▶ TASK TO COMPLETE:
State the number of lines in these records that include the word "HomeGroup", and add nothing to it.

[Records from a data source]
○ ○ ○ ○ ○

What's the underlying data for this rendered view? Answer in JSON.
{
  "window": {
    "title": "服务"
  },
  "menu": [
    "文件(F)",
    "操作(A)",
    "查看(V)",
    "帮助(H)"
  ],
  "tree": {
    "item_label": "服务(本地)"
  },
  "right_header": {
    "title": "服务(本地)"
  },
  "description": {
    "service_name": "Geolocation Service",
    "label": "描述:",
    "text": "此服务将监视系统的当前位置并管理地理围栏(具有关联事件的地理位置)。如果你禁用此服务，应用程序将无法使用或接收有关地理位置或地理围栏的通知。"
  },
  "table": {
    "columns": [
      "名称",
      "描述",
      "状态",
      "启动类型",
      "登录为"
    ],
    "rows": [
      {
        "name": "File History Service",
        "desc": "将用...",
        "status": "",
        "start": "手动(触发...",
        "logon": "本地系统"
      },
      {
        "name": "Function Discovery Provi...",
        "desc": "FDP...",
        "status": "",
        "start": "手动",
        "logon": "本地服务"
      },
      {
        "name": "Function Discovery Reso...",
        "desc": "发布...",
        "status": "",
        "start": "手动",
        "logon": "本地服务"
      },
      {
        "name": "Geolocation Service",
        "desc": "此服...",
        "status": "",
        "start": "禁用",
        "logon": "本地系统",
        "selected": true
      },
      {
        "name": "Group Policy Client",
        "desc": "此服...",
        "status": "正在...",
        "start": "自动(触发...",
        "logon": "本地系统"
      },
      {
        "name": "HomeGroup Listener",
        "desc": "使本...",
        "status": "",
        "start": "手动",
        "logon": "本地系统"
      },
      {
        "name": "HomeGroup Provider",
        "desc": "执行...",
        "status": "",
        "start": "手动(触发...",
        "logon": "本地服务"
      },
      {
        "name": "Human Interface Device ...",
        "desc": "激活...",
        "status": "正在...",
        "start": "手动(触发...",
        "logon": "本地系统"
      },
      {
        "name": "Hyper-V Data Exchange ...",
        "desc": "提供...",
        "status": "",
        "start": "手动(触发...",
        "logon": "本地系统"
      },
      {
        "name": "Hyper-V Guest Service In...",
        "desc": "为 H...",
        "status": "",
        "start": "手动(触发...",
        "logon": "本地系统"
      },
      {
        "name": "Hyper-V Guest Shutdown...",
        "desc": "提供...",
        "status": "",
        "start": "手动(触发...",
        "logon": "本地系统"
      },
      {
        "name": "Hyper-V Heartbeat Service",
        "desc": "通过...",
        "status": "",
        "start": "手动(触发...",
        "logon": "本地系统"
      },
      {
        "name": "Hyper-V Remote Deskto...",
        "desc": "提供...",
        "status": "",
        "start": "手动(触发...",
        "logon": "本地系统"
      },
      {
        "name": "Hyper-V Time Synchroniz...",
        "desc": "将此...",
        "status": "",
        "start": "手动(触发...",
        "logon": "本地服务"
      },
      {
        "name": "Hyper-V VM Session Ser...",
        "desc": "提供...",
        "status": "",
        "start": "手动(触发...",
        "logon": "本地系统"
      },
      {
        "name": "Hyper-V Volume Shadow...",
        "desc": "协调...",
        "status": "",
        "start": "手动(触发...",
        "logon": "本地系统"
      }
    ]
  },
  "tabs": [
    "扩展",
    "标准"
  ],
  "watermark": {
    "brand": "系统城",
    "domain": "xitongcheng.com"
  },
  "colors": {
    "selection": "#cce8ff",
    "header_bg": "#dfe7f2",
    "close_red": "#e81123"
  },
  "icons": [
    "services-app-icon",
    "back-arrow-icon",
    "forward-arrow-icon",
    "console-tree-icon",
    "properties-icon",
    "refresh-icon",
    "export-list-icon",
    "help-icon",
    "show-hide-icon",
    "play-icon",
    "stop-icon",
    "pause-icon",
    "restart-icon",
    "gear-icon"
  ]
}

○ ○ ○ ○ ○

▶ EXERCISE ANSWER:
2